Exercise description » For the string "Kritéria", find every matching line in the records and copy it.

Entries from a dataset of interfaces:
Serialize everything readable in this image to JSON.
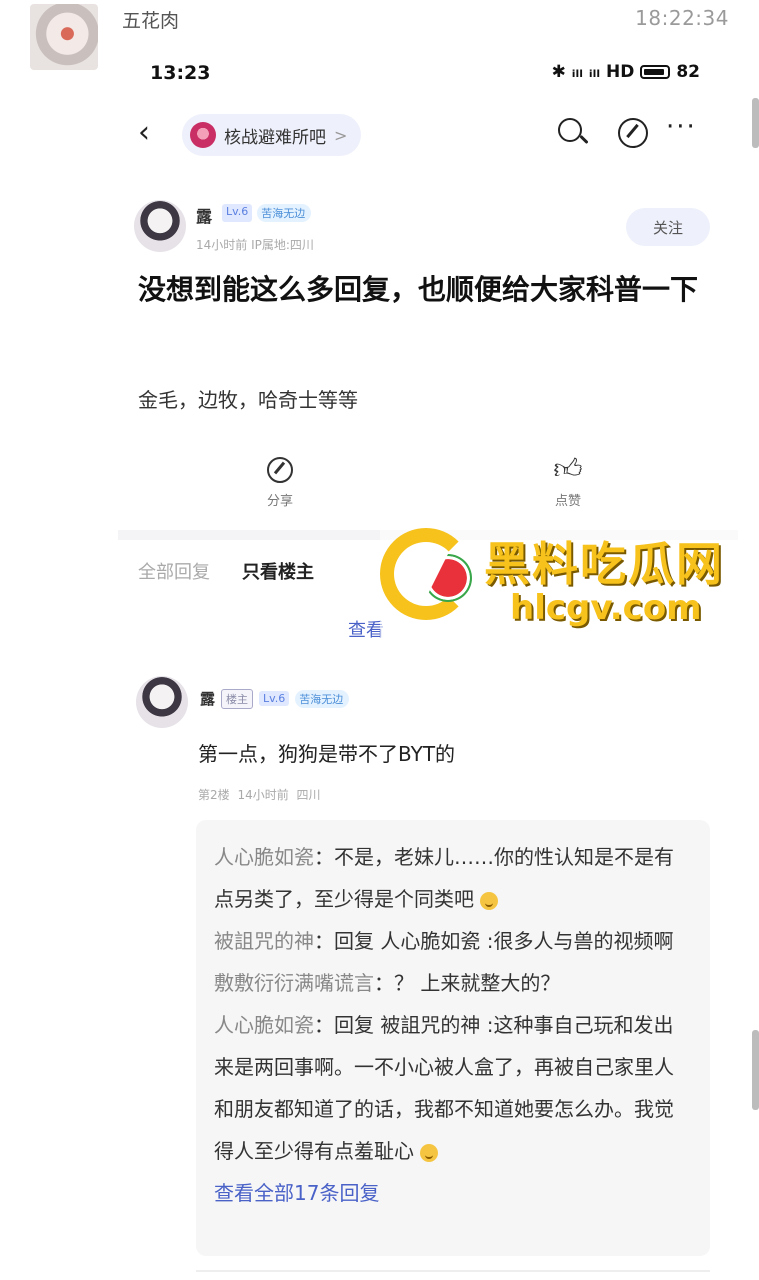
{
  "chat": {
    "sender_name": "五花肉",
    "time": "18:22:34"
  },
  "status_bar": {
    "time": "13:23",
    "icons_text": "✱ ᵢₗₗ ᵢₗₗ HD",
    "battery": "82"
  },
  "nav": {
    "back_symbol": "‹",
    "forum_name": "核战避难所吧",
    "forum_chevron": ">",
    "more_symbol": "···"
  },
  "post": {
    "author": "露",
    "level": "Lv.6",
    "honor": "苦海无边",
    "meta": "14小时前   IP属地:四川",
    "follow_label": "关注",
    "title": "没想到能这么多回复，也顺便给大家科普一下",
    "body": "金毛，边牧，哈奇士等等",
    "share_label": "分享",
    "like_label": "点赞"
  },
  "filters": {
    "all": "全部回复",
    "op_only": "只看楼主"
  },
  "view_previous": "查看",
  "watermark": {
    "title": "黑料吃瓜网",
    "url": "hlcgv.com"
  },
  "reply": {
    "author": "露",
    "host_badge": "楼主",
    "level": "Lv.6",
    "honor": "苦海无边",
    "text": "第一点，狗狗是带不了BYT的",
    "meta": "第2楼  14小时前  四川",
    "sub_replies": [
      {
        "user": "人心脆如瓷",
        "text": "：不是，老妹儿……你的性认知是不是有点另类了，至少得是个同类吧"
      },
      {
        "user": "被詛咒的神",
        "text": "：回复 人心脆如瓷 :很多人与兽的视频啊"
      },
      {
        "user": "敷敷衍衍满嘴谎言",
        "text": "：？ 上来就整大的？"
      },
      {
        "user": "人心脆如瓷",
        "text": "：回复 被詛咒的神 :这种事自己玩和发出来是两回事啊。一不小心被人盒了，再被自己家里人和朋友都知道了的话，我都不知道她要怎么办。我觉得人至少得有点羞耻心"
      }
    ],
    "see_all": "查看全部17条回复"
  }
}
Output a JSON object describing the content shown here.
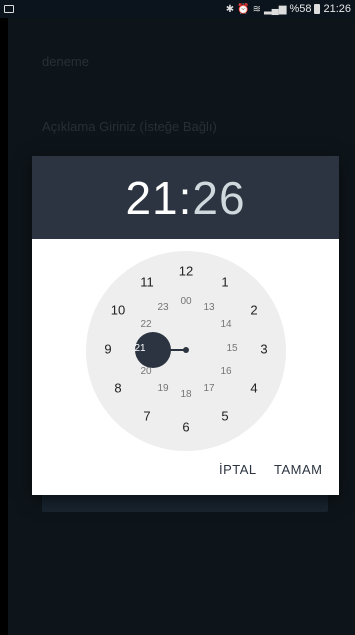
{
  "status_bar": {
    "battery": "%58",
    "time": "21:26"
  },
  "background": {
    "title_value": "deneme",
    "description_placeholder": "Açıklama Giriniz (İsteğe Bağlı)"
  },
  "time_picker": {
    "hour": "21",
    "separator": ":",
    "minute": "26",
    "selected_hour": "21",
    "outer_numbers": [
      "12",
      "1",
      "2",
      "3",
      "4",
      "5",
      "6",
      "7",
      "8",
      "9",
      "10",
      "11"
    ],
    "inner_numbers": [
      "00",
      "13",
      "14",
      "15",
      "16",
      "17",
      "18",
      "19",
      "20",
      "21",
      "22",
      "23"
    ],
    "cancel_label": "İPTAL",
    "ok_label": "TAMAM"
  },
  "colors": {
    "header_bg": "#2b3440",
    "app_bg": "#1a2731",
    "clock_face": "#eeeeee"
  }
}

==

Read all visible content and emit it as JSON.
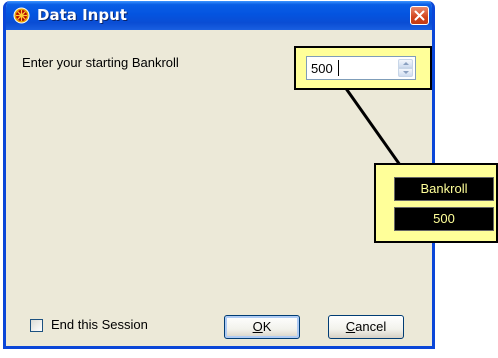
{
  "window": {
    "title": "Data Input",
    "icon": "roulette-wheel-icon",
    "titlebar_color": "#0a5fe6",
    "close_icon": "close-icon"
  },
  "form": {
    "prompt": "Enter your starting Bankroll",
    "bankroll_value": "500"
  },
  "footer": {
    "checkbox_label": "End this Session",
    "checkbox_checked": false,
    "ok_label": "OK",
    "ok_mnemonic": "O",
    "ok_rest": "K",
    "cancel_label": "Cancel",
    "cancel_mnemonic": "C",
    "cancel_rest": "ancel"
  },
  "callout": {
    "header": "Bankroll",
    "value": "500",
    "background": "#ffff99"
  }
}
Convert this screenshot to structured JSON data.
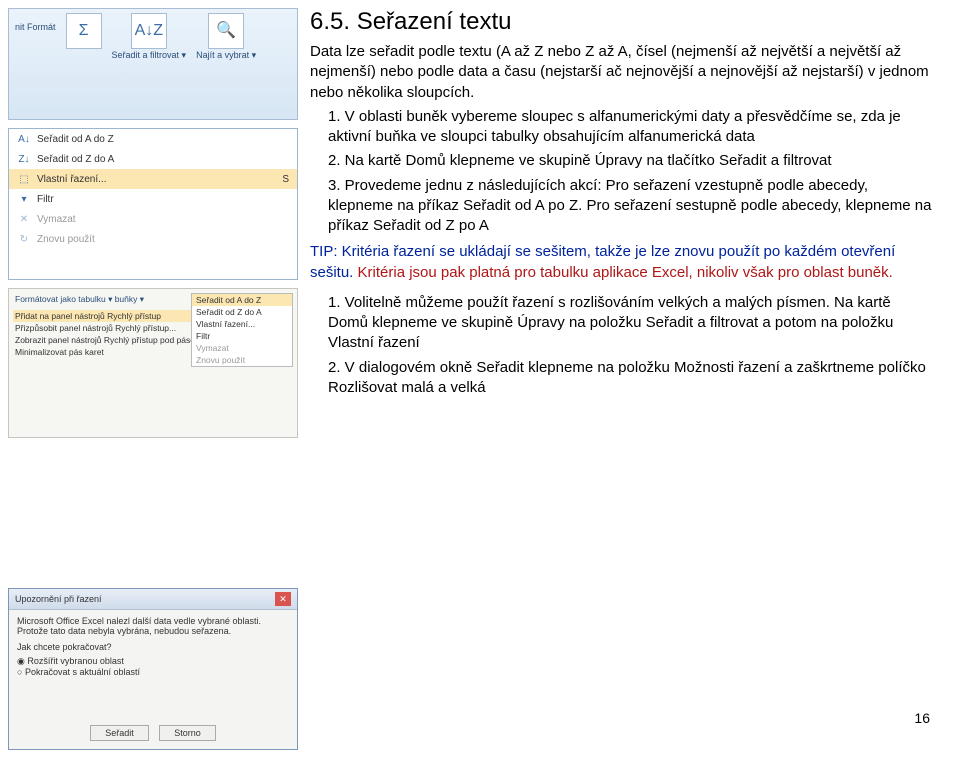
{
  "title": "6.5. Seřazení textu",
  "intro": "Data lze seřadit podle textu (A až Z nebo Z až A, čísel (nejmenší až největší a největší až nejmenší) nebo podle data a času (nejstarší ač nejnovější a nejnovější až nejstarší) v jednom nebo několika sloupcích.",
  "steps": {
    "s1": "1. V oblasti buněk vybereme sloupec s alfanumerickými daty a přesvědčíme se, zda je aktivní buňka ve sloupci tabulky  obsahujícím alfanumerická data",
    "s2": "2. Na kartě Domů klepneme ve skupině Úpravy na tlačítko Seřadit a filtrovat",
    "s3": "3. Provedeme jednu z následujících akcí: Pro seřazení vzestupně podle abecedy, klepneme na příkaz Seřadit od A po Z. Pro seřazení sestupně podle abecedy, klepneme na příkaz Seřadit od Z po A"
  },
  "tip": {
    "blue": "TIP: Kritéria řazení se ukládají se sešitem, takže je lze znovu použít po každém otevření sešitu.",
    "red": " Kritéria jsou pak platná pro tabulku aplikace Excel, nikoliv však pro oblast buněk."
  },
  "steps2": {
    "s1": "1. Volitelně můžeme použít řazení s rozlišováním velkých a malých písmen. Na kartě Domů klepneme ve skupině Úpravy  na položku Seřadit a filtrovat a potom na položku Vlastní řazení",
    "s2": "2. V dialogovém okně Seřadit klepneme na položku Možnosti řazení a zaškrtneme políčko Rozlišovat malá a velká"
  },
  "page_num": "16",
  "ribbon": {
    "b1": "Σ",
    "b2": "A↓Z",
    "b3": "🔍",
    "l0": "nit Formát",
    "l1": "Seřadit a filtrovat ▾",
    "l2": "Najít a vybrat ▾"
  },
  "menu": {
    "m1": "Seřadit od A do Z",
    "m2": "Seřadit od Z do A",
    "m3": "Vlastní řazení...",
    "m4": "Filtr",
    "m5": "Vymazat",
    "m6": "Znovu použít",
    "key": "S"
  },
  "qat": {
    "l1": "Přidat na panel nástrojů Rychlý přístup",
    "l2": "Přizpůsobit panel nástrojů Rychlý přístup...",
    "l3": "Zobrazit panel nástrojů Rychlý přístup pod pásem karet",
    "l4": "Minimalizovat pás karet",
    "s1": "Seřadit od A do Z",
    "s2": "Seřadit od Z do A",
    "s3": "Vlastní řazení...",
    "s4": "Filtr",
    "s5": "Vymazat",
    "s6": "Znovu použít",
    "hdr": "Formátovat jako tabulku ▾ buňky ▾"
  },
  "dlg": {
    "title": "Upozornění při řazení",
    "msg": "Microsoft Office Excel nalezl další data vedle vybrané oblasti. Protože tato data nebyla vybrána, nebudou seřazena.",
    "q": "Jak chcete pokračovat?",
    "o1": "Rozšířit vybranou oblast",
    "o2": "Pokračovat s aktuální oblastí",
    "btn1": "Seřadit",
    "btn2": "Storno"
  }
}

Solution for this task »
    "blue": "TIP: Kritéria řazení se ukládají se sešitem, takže je lze znovu použít po každém otevření sešitu.",
    "red": " Kritéria jsou pak platná pro tabulku aplikace Excel, nikoliv však pro oblast buněk."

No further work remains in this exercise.